* What the task asks: For each record that follows, write out an identical copy.

(Excerpts from an interface dataset)
────────
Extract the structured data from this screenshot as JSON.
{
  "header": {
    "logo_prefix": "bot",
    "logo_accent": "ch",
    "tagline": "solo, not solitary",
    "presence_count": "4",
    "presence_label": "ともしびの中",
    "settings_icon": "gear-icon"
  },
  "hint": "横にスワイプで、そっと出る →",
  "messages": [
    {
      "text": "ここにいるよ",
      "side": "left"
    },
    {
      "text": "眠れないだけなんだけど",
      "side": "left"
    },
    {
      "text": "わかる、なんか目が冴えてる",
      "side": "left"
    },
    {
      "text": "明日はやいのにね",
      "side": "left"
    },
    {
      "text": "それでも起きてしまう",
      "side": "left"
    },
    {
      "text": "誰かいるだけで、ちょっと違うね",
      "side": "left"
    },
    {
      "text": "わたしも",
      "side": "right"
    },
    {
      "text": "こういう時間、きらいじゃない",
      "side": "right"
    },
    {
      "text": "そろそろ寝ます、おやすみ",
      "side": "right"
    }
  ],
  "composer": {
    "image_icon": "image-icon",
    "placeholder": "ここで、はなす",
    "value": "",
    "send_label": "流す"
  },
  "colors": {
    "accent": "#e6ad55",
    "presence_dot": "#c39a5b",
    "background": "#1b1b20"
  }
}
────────
* Result for this task:
Extract the structured data from this screenshot as JSON.
{
  "header": {
    "logo_prefix": "bot",
    "logo_accent": "ch",
    "tagline": "solo, not solitary",
    "presence_count": "4",
    "presence_label": "ともしびの中",
    "settings_icon": "gear-icon"
  },
  "hint": "横にスワイプで、そっと出る →",
  "messages": [
    {
      "text": "ここにいるよ",
      "side": "left"
    },
    {
      "text": "眠れないだけなんだけど",
      "side": "left"
    },
    {
      "text": "わかる、なんか目が冴えてる",
      "side": "left"
    },
    {
      "text": "明日はやいのにね",
      "side": "left"
    },
    {
      "text": "それでも起きてしまう",
      "side": "left"
    },
    {
      "text": "誰かいるだけで、ちょっと違うね",
      "side": "left"
    },
    {
      "text": "わたしも",
      "side": "right"
    },
    {
      "text": "こういう時間、きらいじゃない",
      "side": "right"
    },
    {
      "text": "そろそろ寝ます、おやすみ",
      "side": "right"
    }
  ],
  "composer": {
    "image_icon": "image-icon",
    "placeholder": "ここで、はなす",
    "value": "",
    "send_label": "流す"
  },
  "colors": {
    "accent": "#e6ad55",
    "presence_dot": "#c39a5b",
    "background": "#1b1b20"
  }
}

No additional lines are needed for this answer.